Ephemeris for Monday, June 11th. Today the Sun will be up for 15 hours and 31 minutes, setting at 9:28, and it will rise tomorrow at 5:56. The Moon, 2 days before new, will rise at 5:17 tomorrow morning.

Right now the bright planet Jupiter is seen in the south as it gets dark. There is a star visible below Jupiter now. The name of that star is my favorite star name: Zubenelgenubi. It roughly translates from the Arabic, and most star names are Arabic, as “Southern Claw”. This star, also known as Alpha Librae, is in the zodiacal constellation of Libra the scales or balance, a roughly square constellation standing on one corner. The name relates to Scorpius the scorpion to the east who in the Arab’s imagination extended farther to the west. The star farther to the upper left of Jupiter tonight is Zubeneschamali, you guessed it, the northern claw, also part of Libra. It’s the longest star name at 14 letters.
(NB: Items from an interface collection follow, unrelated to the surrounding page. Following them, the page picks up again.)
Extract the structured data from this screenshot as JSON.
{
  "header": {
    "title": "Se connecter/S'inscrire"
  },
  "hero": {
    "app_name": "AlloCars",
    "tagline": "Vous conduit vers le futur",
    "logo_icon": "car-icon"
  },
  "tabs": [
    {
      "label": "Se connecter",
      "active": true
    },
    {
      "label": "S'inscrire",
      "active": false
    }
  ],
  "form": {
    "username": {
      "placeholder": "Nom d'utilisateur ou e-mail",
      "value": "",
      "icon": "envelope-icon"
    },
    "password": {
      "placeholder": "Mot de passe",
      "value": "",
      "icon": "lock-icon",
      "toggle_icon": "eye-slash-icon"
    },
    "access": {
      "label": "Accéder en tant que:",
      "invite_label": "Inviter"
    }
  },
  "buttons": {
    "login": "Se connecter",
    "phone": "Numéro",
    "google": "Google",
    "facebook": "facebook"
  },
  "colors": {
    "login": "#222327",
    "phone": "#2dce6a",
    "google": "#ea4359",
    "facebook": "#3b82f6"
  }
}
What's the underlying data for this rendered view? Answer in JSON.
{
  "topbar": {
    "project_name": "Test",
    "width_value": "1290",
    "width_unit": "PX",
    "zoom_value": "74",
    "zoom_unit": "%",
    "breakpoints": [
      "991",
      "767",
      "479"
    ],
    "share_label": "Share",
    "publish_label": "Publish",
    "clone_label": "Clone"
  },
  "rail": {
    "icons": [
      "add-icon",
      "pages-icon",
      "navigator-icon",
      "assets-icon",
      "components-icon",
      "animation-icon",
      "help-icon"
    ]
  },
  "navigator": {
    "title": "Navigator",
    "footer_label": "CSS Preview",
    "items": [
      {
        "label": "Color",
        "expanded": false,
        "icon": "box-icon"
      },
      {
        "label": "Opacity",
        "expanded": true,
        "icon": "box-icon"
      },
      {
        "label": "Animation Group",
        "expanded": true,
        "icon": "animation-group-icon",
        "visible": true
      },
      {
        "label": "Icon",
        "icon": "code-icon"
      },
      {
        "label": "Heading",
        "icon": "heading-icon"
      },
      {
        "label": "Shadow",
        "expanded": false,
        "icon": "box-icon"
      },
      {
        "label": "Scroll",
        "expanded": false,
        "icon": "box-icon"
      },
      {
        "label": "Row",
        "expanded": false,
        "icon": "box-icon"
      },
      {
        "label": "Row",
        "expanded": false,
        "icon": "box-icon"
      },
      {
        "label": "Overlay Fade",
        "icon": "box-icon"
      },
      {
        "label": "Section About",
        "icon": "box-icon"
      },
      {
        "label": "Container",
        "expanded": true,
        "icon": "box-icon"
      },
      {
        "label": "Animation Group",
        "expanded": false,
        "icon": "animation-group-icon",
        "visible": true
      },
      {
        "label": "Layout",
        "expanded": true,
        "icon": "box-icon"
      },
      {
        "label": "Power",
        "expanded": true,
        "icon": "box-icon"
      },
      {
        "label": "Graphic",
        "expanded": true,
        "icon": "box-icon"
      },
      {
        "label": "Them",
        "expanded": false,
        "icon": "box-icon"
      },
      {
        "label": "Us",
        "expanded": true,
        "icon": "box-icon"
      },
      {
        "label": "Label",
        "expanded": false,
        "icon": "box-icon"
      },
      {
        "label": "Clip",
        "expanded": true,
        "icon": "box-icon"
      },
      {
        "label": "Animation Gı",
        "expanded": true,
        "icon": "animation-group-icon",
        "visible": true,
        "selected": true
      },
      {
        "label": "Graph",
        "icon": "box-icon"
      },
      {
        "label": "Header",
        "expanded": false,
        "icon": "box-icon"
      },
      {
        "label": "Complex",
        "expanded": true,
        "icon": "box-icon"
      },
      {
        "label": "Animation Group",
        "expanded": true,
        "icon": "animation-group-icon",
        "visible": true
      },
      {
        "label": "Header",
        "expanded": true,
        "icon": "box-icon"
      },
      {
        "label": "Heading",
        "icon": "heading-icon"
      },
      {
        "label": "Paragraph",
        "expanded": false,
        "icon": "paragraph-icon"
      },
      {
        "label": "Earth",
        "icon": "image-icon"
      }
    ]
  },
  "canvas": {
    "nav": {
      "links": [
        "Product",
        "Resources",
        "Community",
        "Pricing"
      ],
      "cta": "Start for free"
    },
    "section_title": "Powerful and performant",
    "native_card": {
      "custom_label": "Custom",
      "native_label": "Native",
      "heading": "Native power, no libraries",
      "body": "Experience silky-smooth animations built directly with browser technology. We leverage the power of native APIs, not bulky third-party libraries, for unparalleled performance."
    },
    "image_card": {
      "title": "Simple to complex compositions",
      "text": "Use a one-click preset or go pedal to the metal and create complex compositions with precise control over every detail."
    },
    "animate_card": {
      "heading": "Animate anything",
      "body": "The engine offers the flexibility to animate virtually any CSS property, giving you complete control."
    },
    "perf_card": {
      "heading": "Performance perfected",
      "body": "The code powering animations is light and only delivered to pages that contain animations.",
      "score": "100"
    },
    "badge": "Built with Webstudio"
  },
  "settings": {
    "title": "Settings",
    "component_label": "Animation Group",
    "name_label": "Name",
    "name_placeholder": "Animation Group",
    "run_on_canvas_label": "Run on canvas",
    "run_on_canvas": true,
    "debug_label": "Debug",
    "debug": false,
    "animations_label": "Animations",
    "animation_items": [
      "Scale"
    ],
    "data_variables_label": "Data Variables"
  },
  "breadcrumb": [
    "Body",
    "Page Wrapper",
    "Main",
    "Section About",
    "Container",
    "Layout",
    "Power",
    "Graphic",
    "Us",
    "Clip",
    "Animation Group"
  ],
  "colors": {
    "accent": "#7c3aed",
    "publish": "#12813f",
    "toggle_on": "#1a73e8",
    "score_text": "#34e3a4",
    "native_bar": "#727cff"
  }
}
The times given are for the Traverse City/Interlochen area of Michigan. They may be different for your location.

Addendum

Jupiter with Zubenelgeubi

Jupiter with Zubenelgenubi, the South Claw and with nearby Zubeneschamali, the North Claw of Scorpius, still rising at 11 p.m. June 11, 2018. Created using Stellarium.